• When the iPhone is locked, wired connections to a computer or device are disabled.
• When Lockdown Mode is activated, configuration profiles cannot be deployed and the device cannot be enrolled in mobile device management (MDM).
Apple will gradually increase Lockdown Mode’s security and add more safeguards to it. Apple has also created a new category inside the Apple Security Bounty program to reward researchers who discover Lockdown Mode bypasses and help strengthen its defenses in an effort to solicit input and cooperation from the security research community. In Lockdown Mode, rewards are increased by two times for eligible discoveries, up to a maximum bounty payout of $2,000,000, which leads the industry.
Along with any monetary awards from the lawsuit brought against NSO Group, Apple is also donating $10 million to groups that investigate, reveal, and stop highly targeted assaults, including those made by commercial corporations producing state-sponsored mercenary spyware. The contribution will be given to the Ford Foundation’s Dignity and Justice Fund, which was created to aggregate philanthropic resources to promote social justice globally. The Ford Foundation is a private foundation dedicated to furthering equity worldwide. The New Venture Fund is a 501(c)(3) public charity, and The Dignity and Justice Fund is one of its fiscally funded initiatives.
The director of the Ford Foundation’s Technology and Society program, Lori McGlinchey, stated that “the worldwide spyware trade targets human rights defenders, journalists, and dissidents; it encourages violence, perpetuates authoritarianism, and supports political repression.” The Ford Foundation is honored to assist this outstanding effort to help civil society research and advocacy efforts to thwart mercenary spyware. We must expand on Apple’s commitment, therefore we extend an invitation to businesses and donors to contribute to the Dignity and Justice Fund and provide more funding for our joint effort.
The Dignity and Justice Fund anticipates disbursing its first funds in late 2022 or early 2023. These payments will initially go toward strategies that aim to reveal mercenary malware and safeguard possible targets, such as:
• Increasing field coordination and organizational capability for existing and emerging civil society cybersecurity advocacy groups.
• Assisting in the creation of standardized forensic techniques that adhere to evidentiary requirements to find and prove spyware penetration.
• Enabling civil society to collaborate more successfully with device makers, software developers, commercial security organizations, and other pertinent businesses to pinpoint and fix vulnerabilities.

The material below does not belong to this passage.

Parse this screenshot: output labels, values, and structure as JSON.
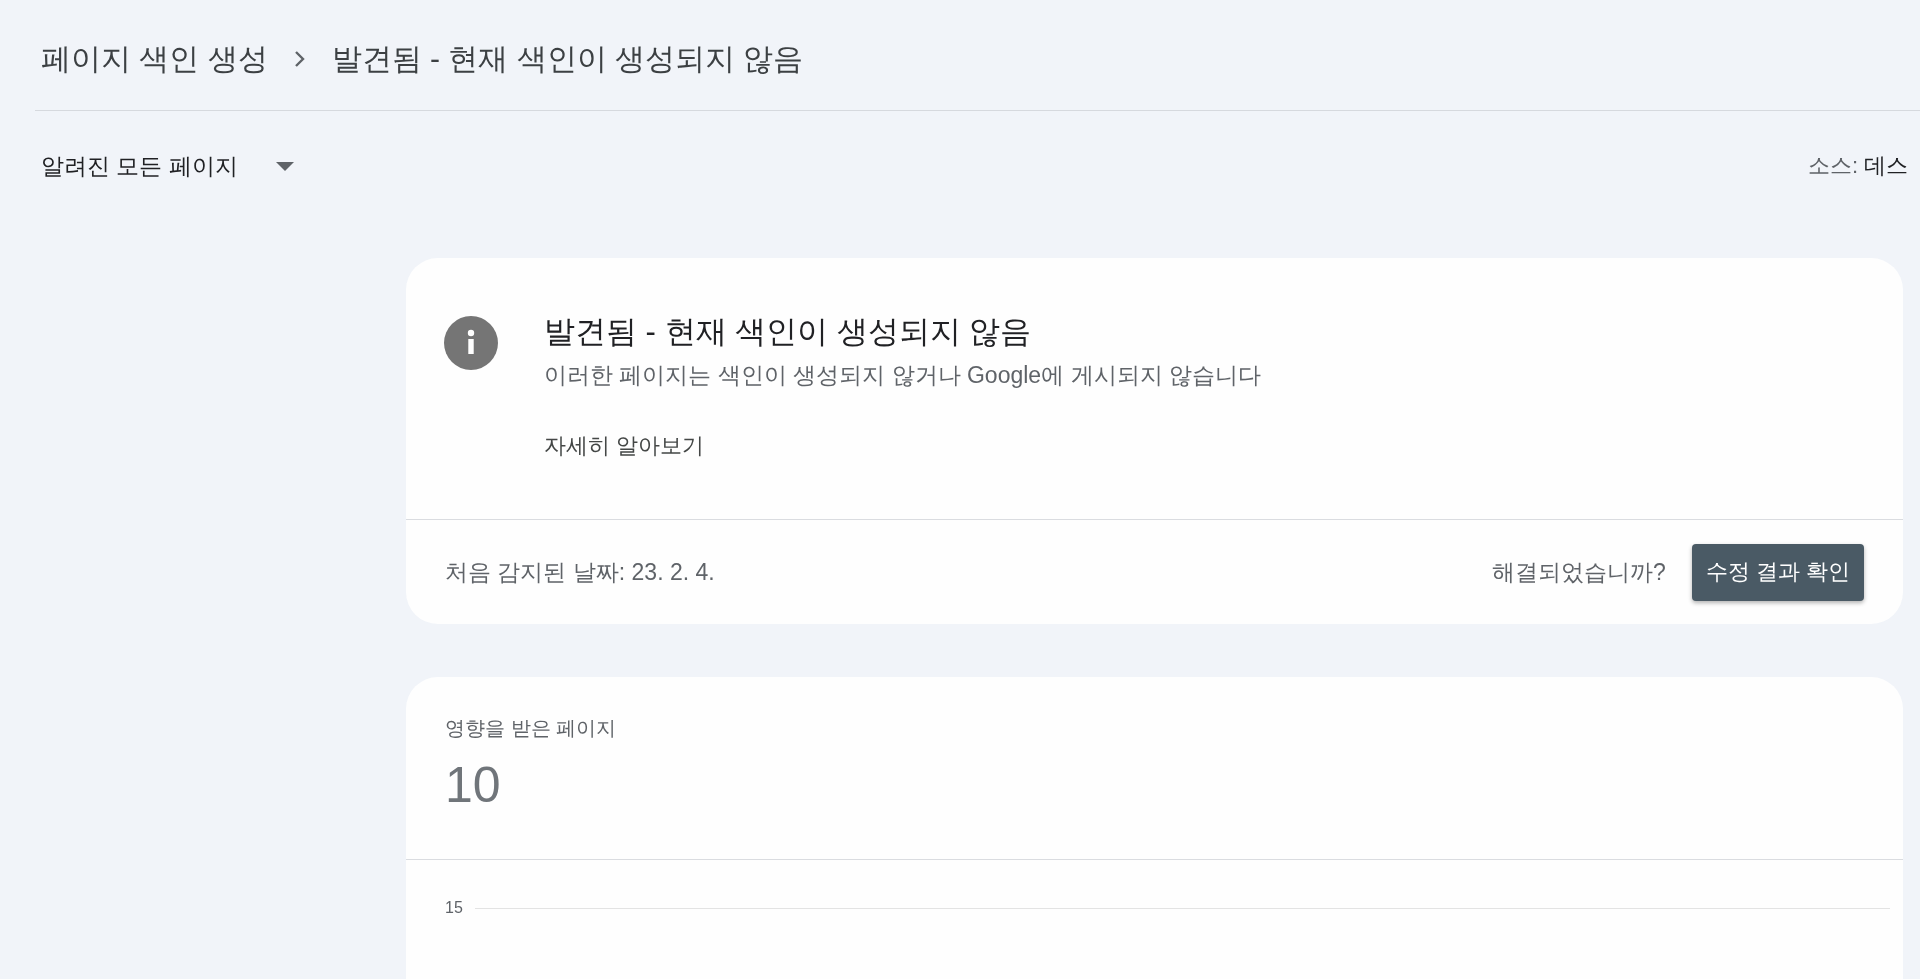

• Raising awareness of the worldwide mercenary spyware market among investors, journalists, and policymakers.
• Increasing the ability of human rights defenders to spot and stop spyware assaults, including security audits for organizations with particularly serious network security risks.
An impartial, international Technical Advisory Committee will provide guidance on The Dignity and Justice Fund’s grant-making strategy to investigate, monitor, and hold the advanced cyber weapons trade accountable. Initial participants are:
• Daniel Bedoya Arroyo, an analyst at Access Now’s digital security service platform
• Ron Deibert, a political science professor at the University of Toronto’s Munk School of Global Affairs & Public Policy and the head of the Citizen Lab
- Co-deputy director of The Engine Room Paola Mosso
• Rasha Abdul Rahim, Amnesty International’s director of Amnesty Tech
Head of Apple Security Engineering and Architecture Ivan Krsti
Ron Deibert, the director of the Citizen Lab, a research group at the University of Toronto, stated that there is “now undeniable evidence from the research of the Citizen Lab and other organizations that the mercenary surveillance industry is facilitating the spread of authoritarian practices and massive human rights abuses worldwide.” I commend Apple for creating this crucial funding, which will send a clear statement and support independent researchers and advocacy groups that hold mercenary spyware vendors accountable for the harms they are causing to innocent individuals.